# What this task involves
From the entries below, please gather each line containing the string "Воры".

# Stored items
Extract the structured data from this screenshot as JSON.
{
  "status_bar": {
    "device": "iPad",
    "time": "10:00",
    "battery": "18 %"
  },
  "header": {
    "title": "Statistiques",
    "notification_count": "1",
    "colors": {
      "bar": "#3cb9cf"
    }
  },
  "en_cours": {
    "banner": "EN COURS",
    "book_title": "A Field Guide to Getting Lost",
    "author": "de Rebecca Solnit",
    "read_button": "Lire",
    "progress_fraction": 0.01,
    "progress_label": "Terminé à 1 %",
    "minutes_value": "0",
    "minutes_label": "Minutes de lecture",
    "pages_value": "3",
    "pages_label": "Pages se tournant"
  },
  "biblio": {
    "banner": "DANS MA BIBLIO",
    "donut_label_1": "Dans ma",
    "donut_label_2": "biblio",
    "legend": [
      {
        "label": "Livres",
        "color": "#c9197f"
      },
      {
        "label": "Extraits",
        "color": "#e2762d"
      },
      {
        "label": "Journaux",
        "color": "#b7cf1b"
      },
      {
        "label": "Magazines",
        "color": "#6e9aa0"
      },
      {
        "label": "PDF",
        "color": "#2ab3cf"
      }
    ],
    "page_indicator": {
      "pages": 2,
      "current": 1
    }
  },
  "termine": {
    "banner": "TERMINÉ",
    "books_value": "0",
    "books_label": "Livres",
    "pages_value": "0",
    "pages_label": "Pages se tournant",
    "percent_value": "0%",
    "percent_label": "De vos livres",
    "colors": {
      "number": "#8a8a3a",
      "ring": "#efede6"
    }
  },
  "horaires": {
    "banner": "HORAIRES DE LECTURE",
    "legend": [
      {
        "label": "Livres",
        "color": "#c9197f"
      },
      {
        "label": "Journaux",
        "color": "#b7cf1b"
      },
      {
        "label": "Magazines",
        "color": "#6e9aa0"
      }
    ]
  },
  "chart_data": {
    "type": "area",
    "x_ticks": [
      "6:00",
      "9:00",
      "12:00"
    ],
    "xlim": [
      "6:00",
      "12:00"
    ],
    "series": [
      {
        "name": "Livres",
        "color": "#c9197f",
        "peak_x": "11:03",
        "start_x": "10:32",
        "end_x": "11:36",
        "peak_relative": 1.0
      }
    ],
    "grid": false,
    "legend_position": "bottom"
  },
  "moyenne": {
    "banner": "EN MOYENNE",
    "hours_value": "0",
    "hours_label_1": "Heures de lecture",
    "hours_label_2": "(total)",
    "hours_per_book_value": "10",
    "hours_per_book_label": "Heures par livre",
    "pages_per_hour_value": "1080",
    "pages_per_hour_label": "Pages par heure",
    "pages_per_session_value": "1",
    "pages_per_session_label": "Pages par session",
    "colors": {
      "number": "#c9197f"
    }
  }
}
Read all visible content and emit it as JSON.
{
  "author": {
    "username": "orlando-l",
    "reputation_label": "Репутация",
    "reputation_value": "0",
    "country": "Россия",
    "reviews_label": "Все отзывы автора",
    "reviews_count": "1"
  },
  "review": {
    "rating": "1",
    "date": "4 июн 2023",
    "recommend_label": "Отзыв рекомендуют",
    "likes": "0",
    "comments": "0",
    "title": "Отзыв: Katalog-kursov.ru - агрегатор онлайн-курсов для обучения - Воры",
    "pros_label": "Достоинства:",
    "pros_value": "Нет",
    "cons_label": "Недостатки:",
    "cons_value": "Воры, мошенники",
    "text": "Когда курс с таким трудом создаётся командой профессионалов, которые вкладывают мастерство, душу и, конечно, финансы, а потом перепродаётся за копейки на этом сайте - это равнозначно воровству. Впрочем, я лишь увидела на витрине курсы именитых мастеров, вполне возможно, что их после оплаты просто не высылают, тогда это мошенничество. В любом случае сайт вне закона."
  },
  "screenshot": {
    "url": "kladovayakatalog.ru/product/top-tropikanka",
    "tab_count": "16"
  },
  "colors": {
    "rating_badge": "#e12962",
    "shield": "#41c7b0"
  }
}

# Finished exercise
    "title": "Отзыв: Katalog-kursov.ru - агрегатор онлайн-курсов для обучения - Воры",
    "cons_value": "Воры, мошенники",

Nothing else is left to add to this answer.